A local gallery, Modbo, holds a BYOB Poetry Open Mic monthly, and I had heard that prose was welcome. I had planned to do this for the last several weeks, and in an effort to make sure I followed through, I actually told people of my plans. It's very easy to chicken out when no one expects you do do something; much more difficult after any level of public committment to same. So, I committed, out loud, and even dragged a few pals with me for moral support.
I am not a stranger to public speaking, and am not in the least intimidated by it, or so I thought. I had forgotten how frightening it can be to read my own fiction in front of a group of strangers. I was last on the sign-in list, not by choice, but rather because I was one of the last to arrive. I verified before I signed in that prose was in fact okay, and that I would be able to read both short pieces I had prepared.
Oh the words which were slung before my turn came around. About Colorado, about breathing, about ancient times, about love, about lust, and in so many voices, from Kerouac-style middle aged men to post-beat 17 year old teens, to a grandmother who needed a chair on stage. Oh. The words.
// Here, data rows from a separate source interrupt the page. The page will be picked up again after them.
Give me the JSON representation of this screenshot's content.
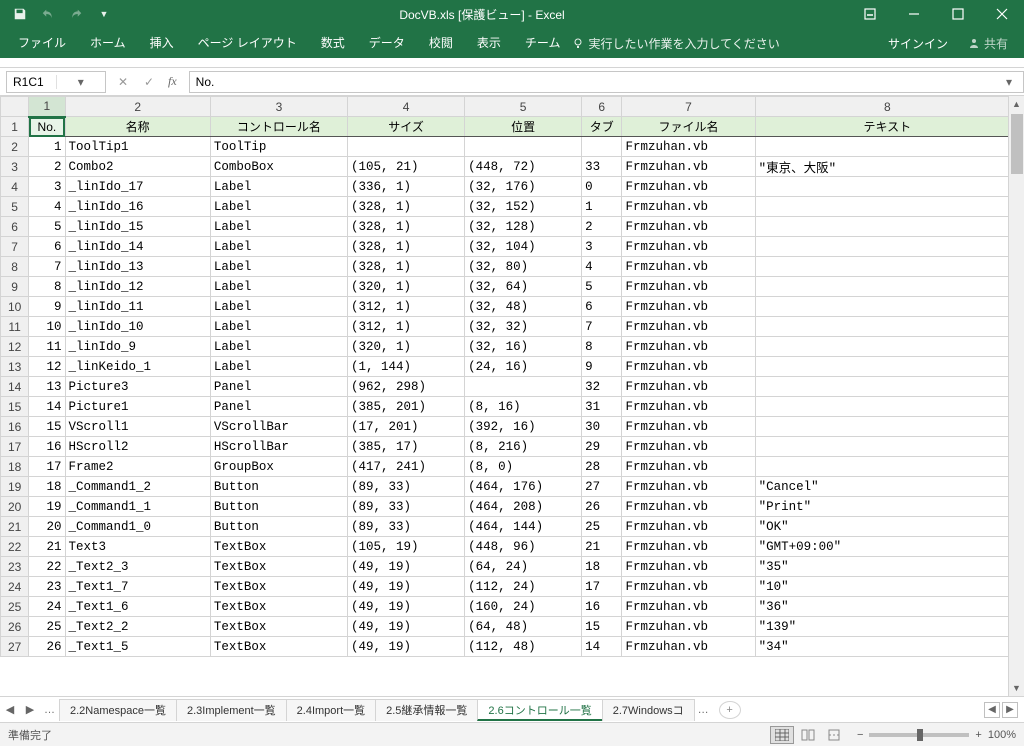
{
  "title": "DocVB.xls [保護ビュー] - Excel",
  "ribbon_tabs": [
    "ファイル",
    "ホーム",
    "挿入",
    "ページ レイアウト",
    "数式",
    "データ",
    "校閲",
    "表示",
    "チーム"
  ],
  "tellme": "実行したい作業を入力してください",
  "signin": "サインイン",
  "share": "共有",
  "namebox": "R1C1",
  "formula": "No.",
  "col_letters": [
    "1",
    "2",
    "3",
    "4",
    "5",
    "6",
    "7",
    "8"
  ],
  "headers": [
    "No.",
    "名称",
    "コントロール名",
    "サイズ",
    "位置",
    "タブ",
    "ファイル名",
    "テキスト"
  ],
  "rows": [
    {
      "n": 1,
      "name": "ToolTip1",
      "ctrl": "ToolTip",
      "size": "",
      "pos": "",
      "tab": "",
      "file": "Frmzuhan.vb",
      "text": ""
    },
    {
      "n": 2,
      "name": "Combo2",
      "ctrl": "ComboBox",
      "size": "(105, 21)",
      "pos": "(448, 72)",
      "tab": "33",
      "file": "Frmzuhan.vb",
      "text": "\"東京、大阪\""
    },
    {
      "n": 3,
      "name": "_linIdo_17",
      "ctrl": "Label",
      "size": "(336, 1)",
      "pos": "(32, 176)",
      "tab": "0",
      "file": "Frmzuhan.vb",
      "text": ""
    },
    {
      "n": 4,
      "name": "_linIdo_16",
      "ctrl": "Label",
      "size": "(328, 1)",
      "pos": "(32, 152)",
      "tab": "1",
      "file": "Frmzuhan.vb",
      "text": ""
    },
    {
      "n": 5,
      "name": "_linIdo_15",
      "ctrl": "Label",
      "size": "(328, 1)",
      "pos": "(32, 128)",
      "tab": "2",
      "file": "Frmzuhan.vb",
      "text": ""
    },
    {
      "n": 6,
      "name": "_linIdo_14",
      "ctrl": "Label",
      "size": "(328, 1)",
      "pos": "(32, 104)",
      "tab": "3",
      "file": "Frmzuhan.vb",
      "text": ""
    },
    {
      "n": 7,
      "name": "_linIdo_13",
      "ctrl": "Label",
      "size": "(328, 1)",
      "pos": "(32, 80)",
      "tab": "4",
      "file": "Frmzuhan.vb",
      "text": ""
    },
    {
      "n": 8,
      "name": "_linIdo_12",
      "ctrl": "Label",
      "size": "(320, 1)",
      "pos": "(32, 64)",
      "tab": "5",
      "file": "Frmzuhan.vb",
      "text": ""
    },
    {
      "n": 9,
      "name": "_linIdo_11",
      "ctrl": "Label",
      "size": "(312, 1)",
      "pos": "(32, 48)",
      "tab": "6",
      "file": "Frmzuhan.vb",
      "text": ""
    },
    {
      "n": 10,
      "name": "_linIdo_10",
      "ctrl": "Label",
      "size": "(312, 1)",
      "pos": "(32, 32)",
      "tab": "7",
      "file": "Frmzuhan.vb",
      "text": ""
    },
    {
      "n": 11,
      "name": "_linIdo_9",
      "ctrl": "Label",
      "size": "(320, 1)",
      "pos": "(32, 16)",
      "tab": "8",
      "file": "Frmzuhan.vb",
      "text": ""
    },
    {
      "n": 12,
      "name": "_linKeido_1",
      "ctrl": "Label",
      "size": "(1, 144)",
      "pos": "(24, 16)",
      "tab": "9",
      "file": "Frmzuhan.vb",
      "text": ""
    },
    {
      "n": 13,
      "name": "Picture3",
      "ctrl": "Panel",
      "size": "(962, 298)",
      "pos": "",
      "tab": "32",
      "file": "Frmzuhan.vb",
      "text": ""
    },
    {
      "n": 14,
      "name": "Picture1",
      "ctrl": "Panel",
      "size": "(385, 201)",
      "pos": "(8, 16)",
      "tab": "31",
      "file": "Frmzuhan.vb",
      "text": ""
    },
    {
      "n": 15,
      "name": "VScroll1",
      "ctrl": "VScrollBar",
      "size": "(17, 201)",
      "pos": "(392, 16)",
      "tab": "30",
      "file": "Frmzuhan.vb",
      "text": ""
    },
    {
      "n": 16,
      "name": "HScroll2",
      "ctrl": "HScrollBar",
      "size": "(385, 17)",
      "pos": "(8, 216)",
      "tab": "29",
      "file": "Frmzuhan.vb",
      "text": ""
    },
    {
      "n": 17,
      "name": "Frame2",
      "ctrl": "GroupBox",
      "size": "(417, 241)",
      "pos": "(8, 0)",
      "tab": "28",
      "file": "Frmzuhan.vb",
      "text": ""
    },
    {
      "n": 18,
      "name": "_Command1_2",
      "ctrl": "Button",
      "size": "(89, 33)",
      "pos": "(464, 176)",
      "tab": "27",
      "file": "Frmzuhan.vb",
      "text": "\"Cancel\""
    },
    {
      "n": 19,
      "name": "_Command1_1",
      "ctrl": "Button",
      "size": "(89, 33)",
      "pos": "(464, 208)",
      "tab": "26",
      "file": "Frmzuhan.vb",
      "text": "\"Print\""
    },
    {
      "n": 20,
      "name": "_Command1_0",
      "ctrl": "Button",
      "size": "(89, 33)",
      "pos": "(464, 144)",
      "tab": "25",
      "file": "Frmzuhan.vb",
      "text": "\"OK\""
    },
    {
      "n": 21,
      "name": "Text3",
      "ctrl": "TextBox",
      "size": "(105, 19)",
      "pos": "(448, 96)",
      "tab": "21",
      "file": "Frmzuhan.vb",
      "text": "\"GMT+09:00\""
    },
    {
      "n": 22,
      "name": "_Text2_3",
      "ctrl": "TextBox",
      "size": "(49, 19)",
      "pos": "(64, 24)",
      "tab": "18",
      "file": "Frmzuhan.vb",
      "text": "\"35\""
    },
    {
      "n": 23,
      "name": "_Text1_7",
      "ctrl": "TextBox",
      "size": "(49, 19)",
      "pos": "(112, 24)",
      "tab": "17",
      "file": "Frmzuhan.vb",
      "text": "\"10\""
    },
    {
      "n": 24,
      "name": "_Text1_6",
      "ctrl": "TextBox",
      "size": "(49, 19)",
      "pos": "(160, 24)",
      "tab": "16",
      "file": "Frmzuhan.vb",
      "text": "\"36\""
    },
    {
      "n": 25,
      "name": "_Text2_2",
      "ctrl": "TextBox",
      "size": "(49, 19)",
      "pos": "(64, 48)",
      "tab": "15",
      "file": "Frmzuhan.vb",
      "text": "\"139\""
    },
    {
      "n": 26,
      "name": "_Text1_5",
      "ctrl": "TextBox",
      "size": "(49, 19)",
      "pos": "(112, 48)",
      "tab": "14",
      "file": "Frmzuhan.vb",
      "text": "\"34\""
    }
  ],
  "ws_tabs": [
    "2.2Namespace一覧",
    "2.3Implement一覧",
    "2.4Import一覧",
    "2.5継承情報一覧",
    "2.6コントロール一覧",
    "2.7Windowsコ"
  ],
  "ws_active": 4,
  "status_ready": "準備完了",
  "zoom": "100%"
}
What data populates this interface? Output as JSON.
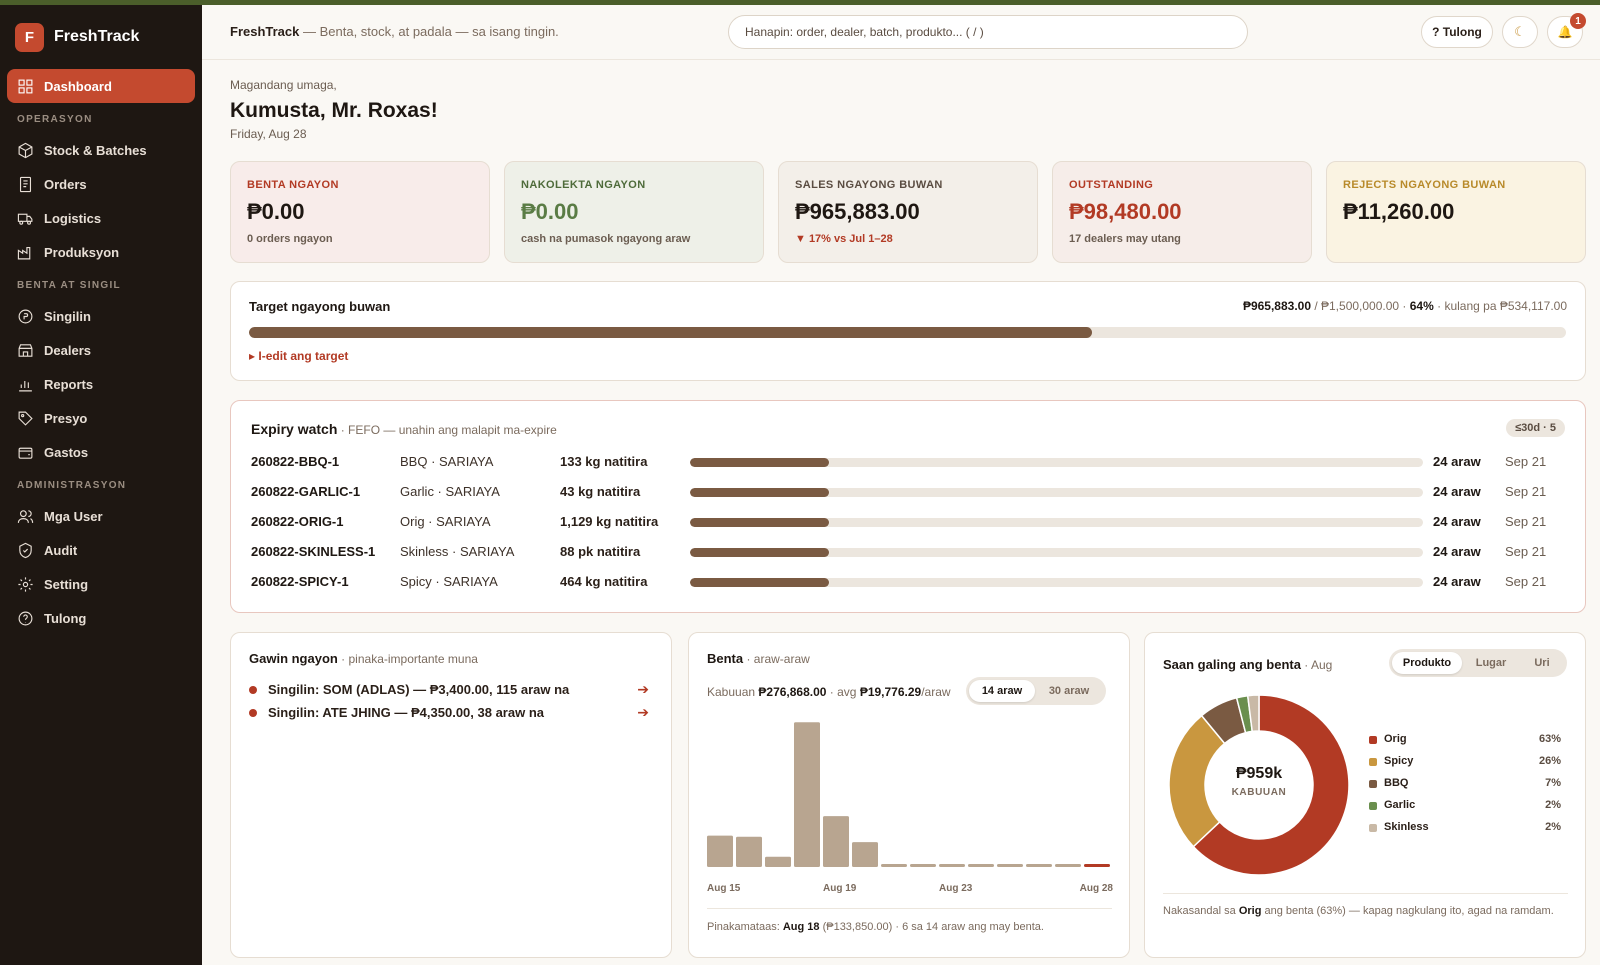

And too soon, it was my turn, and I worried -- were my pieces good enough, short enough, long enough, would they have enough voice, would they speak to the audience like the poetry had, was I insane, should I run for the door...it is amazing how many simultaneous thoughts one can have while crossing 10 feet of a room toward a microphone.
But I smiled, and made myself cross the room, and shut off the inner critic and the inner fearfulness, and even cracked a joke while stepping to the mic about jacking the wonderful poetry with fiction and thank you all for the indulgence.
And I read.
I read "Small Details" a bit of short fiction about a counselor at a domestic violence shelter unable to keep her emotional distance from her clients. And then to offset the depressing tone of that story, I read "Fate is an Alpha Chick", a flash fiction piece which is frothy and silly and exactly where I wanted to leave people. And they drew breath in, my audience, when I spoke of the ugliness of domestic violence, and they also laughed in all the right places when they heard about Martin having been robbed of his pants, and when I was done, and paused for a moment, I realized my hand, the hand that held the pages, was shaking.
And then they applauded, and yelled and approved.
And yeah, I know I like that approval, but in this case it wasn't the liking of me which took my breath away for a moment, but the liking of the words...the words all worked, how I wanted them to, and those folks, who all love words too, went on my small word-based journeys with me, and I wanted to cry, but instead laughed and demanded a drink, because, well, that's what I do.
I would never presume to say that I, Deb Courtney, am brilliant, but can say this with some level of confidence: that experience was completely brilliant, and never mind the fear, I will do it again.
The final snippet: Yes, but I have a platinum card and there are Alpha Males in there (yes, from last night, when my dear friends were kind enough to want to buy me th edrink I demanded).